Year 2

Less than 2% of the human genome encodes protein coding genes. But many trait specific and disease specific mutations seem to map away from such coding sequences. This paradox is partially resolved by observation that some of the noncoding sequences are involved in regulation of when and where in the developing organism genes are to be turned on and off. One class of such regulatory sequences is called enhancers, since they have a property to greatly enhance gene expression. During embryogenesis, enhancers are the most dynamically utilized part of the genome, but mechanisms dictating reorganization of enhancer patterns is response to changes in signaling environment are poorly understood. During this reporting period, we investigated molecular mechanisms that underlie selection of new enhancer regions for activation during transition between naïve and primed pluripotent states.

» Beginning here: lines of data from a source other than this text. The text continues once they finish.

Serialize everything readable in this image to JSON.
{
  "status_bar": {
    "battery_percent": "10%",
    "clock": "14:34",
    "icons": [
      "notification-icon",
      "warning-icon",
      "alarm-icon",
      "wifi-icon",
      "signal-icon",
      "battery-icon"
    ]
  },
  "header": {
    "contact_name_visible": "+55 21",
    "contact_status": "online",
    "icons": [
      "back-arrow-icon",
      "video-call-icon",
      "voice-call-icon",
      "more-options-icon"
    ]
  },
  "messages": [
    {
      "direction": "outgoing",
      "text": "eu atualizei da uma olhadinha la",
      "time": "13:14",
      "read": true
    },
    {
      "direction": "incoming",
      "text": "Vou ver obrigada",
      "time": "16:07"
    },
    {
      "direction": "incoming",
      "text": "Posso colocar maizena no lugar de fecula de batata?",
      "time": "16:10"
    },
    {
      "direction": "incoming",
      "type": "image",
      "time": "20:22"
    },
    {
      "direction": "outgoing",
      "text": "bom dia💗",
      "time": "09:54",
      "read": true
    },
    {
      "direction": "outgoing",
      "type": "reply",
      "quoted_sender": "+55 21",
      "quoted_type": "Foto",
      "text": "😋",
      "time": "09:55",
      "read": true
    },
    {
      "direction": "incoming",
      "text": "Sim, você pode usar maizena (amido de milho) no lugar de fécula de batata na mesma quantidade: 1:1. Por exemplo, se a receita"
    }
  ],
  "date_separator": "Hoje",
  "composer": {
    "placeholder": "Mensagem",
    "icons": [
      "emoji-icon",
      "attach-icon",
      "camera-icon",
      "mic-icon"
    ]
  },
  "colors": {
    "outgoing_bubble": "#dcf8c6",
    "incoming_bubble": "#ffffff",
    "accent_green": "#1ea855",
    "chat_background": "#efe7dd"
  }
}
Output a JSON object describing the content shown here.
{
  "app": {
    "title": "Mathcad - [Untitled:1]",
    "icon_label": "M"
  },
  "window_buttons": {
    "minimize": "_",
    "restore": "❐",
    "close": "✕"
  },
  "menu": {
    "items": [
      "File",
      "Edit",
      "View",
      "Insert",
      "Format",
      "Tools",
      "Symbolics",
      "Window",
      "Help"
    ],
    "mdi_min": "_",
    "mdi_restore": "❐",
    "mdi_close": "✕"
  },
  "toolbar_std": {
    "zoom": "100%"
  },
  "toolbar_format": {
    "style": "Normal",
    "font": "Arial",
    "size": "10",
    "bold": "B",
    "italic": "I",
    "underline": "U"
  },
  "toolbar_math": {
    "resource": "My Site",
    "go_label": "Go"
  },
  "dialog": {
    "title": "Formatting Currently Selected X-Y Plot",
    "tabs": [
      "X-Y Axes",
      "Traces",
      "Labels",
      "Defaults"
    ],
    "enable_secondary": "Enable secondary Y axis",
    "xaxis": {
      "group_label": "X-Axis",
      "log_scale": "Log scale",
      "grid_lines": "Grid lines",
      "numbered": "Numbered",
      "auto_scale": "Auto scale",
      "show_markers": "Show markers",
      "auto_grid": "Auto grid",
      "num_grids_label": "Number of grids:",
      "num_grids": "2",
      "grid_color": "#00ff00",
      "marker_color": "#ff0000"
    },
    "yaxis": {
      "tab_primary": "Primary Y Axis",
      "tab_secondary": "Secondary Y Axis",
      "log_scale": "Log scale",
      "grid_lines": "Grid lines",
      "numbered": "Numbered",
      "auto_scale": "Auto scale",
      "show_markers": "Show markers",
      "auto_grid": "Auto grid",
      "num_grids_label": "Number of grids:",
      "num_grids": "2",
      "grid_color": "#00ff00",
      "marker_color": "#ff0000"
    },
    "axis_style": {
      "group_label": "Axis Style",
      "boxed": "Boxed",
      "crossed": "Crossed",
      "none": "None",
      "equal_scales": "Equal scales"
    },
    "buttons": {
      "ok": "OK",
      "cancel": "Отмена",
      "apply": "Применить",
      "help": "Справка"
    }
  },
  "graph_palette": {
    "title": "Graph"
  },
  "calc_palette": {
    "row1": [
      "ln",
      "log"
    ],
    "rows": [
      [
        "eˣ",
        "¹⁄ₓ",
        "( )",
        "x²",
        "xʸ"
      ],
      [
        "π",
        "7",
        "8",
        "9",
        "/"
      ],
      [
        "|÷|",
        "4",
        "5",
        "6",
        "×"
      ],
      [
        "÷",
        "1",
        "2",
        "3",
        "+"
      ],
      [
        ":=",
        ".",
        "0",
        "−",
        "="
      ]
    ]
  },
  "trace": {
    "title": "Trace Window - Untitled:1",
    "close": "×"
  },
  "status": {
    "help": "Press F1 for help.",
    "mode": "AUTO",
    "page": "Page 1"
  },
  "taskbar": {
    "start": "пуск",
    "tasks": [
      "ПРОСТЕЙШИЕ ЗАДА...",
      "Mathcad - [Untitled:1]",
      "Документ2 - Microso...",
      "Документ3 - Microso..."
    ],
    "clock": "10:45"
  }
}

We identified transcription factors that mediate opening up of the previously nucleosome-occluded regions, establishment of permissive enhancer chromatin states and changes in gene expression.